Greenhouse gas emissions (CO2eq): 361 kilos
Sigurðar saga fóts: 67/252
So, on Sunday me and the Bergstaðastrætingar and my landlady’s son went and heard some music at a kind of bank holiday weekend indoor mini festival affair called Innipúkinn. I’m looking forward to doing a proper post about that, but maybe after I (hopefully) catch some more music on Thursday. And on Tuesday I fed, to varying degrees, what turned out to be a large collection of people: some straightforward dinner guests—people whom I owed at least a dinner invitation and in most cases an actual dinner—including Bike Guy and (perhaps inevitably, this being Iceland) someone who’s about to publish her first children’s book, and the ubiquitous but no-less-excellent-for-it Bergstaðastrætingar (one of whom turns out himself to be busy language-checking some English-language Icelandic stories); and my landlady and her son; and then even, on account of the surfeit of apple crumble which I’d produced, my seldom-seen co-lodger, whose existence has mostly been attested in my time at Mávahlíð only by the occasional disappearance and reappearance of his shoes from the hall, who threw in a surprise dinner gathering of his own and cunningly advised me that given a choice between putting some apples in the apple crumble and putting all the apples in the apple crumble, it would be best to go for all.

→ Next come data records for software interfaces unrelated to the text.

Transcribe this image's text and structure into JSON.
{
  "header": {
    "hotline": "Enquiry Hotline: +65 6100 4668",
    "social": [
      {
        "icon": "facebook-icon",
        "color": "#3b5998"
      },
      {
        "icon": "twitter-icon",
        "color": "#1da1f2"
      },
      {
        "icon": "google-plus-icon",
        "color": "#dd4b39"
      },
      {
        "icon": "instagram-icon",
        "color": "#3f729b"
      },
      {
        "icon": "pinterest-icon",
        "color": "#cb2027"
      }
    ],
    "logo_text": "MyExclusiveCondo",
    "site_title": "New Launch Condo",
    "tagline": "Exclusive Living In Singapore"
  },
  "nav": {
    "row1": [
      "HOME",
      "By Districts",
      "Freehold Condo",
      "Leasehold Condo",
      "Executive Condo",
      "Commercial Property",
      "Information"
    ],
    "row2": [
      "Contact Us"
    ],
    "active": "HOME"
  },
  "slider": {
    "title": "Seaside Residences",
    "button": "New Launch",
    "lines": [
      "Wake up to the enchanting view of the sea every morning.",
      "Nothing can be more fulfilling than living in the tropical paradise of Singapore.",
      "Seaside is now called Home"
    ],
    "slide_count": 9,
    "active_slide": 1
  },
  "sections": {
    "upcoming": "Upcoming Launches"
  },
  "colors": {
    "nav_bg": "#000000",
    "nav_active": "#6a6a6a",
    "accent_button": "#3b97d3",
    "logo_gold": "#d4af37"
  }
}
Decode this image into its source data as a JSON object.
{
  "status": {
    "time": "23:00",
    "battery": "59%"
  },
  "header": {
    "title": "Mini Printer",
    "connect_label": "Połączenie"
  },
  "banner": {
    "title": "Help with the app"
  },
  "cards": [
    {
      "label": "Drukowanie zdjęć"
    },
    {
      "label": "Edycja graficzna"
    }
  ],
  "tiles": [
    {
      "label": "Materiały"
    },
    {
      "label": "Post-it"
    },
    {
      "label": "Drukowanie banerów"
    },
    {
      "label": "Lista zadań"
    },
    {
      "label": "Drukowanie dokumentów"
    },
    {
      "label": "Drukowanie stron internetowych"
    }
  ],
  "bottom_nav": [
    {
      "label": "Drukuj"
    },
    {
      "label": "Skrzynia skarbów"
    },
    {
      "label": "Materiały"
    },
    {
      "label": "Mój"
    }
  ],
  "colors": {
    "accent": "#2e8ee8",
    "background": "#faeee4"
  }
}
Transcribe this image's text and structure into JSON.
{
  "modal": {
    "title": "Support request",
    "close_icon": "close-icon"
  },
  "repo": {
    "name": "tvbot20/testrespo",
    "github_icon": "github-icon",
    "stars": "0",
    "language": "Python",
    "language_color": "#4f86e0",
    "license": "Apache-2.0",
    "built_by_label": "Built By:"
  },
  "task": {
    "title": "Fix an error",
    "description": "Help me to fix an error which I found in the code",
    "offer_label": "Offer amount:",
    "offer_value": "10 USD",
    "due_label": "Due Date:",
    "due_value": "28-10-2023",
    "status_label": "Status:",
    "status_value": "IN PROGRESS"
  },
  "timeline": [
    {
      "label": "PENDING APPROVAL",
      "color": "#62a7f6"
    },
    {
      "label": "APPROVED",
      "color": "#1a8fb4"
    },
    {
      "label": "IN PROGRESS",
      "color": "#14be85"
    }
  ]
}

But in between, I’ve just kept focused on seeing to the postgrads and to hacking at the thickets of editing duties surrounding things like Leeds Studies in English—and getting through a few more pages of Sigurðar saga fóts, woo!—so nothing very blogtastic there.
But I did want to share something I noticed yesterday. It might have something to do with explaining the smell of Reykjavík discussed on day 1. Or maybe that really is just the birch. Anyway, it’s the gardens, which it’s finally dawned on me are different from in Britain. I don’t know why it’s taken so long to conceptualise this point, but a few things fell into place when this observation floated from my subconscious up to my, er, superconscious mind.
Let’s take three well known measures of horticultivation, and south-eastern English statistics for these measures (I think the rest of the UK is similar, but I happen to have the southern figures nearer the top of my mind).
- The Thrupp scale of garden grass-length, where 100 is the putting green on the eighteenth hole of St Andrews Links; and 0 is the waving, tiger-stalked grasses of the southern African savannah. The English score here is about 90—somewhere around the St Andrews Links fairway—with a low standard deviation.
- The Griebel scale of garden furnishing, where 100 is the finest hand-glazed antique garden gnome, specially imported from the ceramics emporia of Thuringia; and where 0 is a mouldy matress, three battered tins of dried-up paint, a collection of unidentifiable pieces of broken furniture, and the shards of broken beer bottles. Although the standard deviation is wide in both urban and rural areas, the mean score is also around 90, in the vicinity of hand-made wooden birdtable (well-stocked).
- The Brown scale of how public authorities respond to pieces of ground where there are no buildings and no tarmac, where 100 is PUT TARMAC ON IT THEN!; and 0 is untouched primeval forest. English ratings here show a steady upward trajectory since records began, but tend to come in around 88, which more or less equates to grass on the Thrupp scale, and to geometric ornamental flowerbeds.
Now, it’s not like Reykjavík is a fourth-division player here, but the differences from England are noteworthy:
- Thrupp scale: 67, at the upper end of neighbours start to worry about their property values. Driveways seem never to come into contact with weed-killer.
- Griebel scale: 65 in Reykjavík, precisely at large rusty anchor, dipping in the countryside to 61, around interestingly shaped driftwood; or even, in the Eastfjords, 52, flotsam (decorated or undecorated).
- Brown scale: debate surrounds the applicability of the Brown scale to regions which cannot muster forest, primeval or otherwise, tending rather to produce undomesticated shrubberies. Consensus puts Reykjavík, however, around 45, with extensive representation both of grasses and birch.
I like to think that the consequent biodiversity might be part of the explanation for Reykjavík’s aromatic superiority.
And if nothing else, it might help to explain the nagging sense I got when I moved here that everything in Reykjavík is either only 92% finished, or 8% in need or repair. Which, to be fair, is also more or less what I felt when I moved back from Finland to Britain (though that might mean that relative to Finland, everything in Reykjavík is only 85% finished, or 15% in need of repair). Still, with practice, it is possible to view all this simply as part of its charm.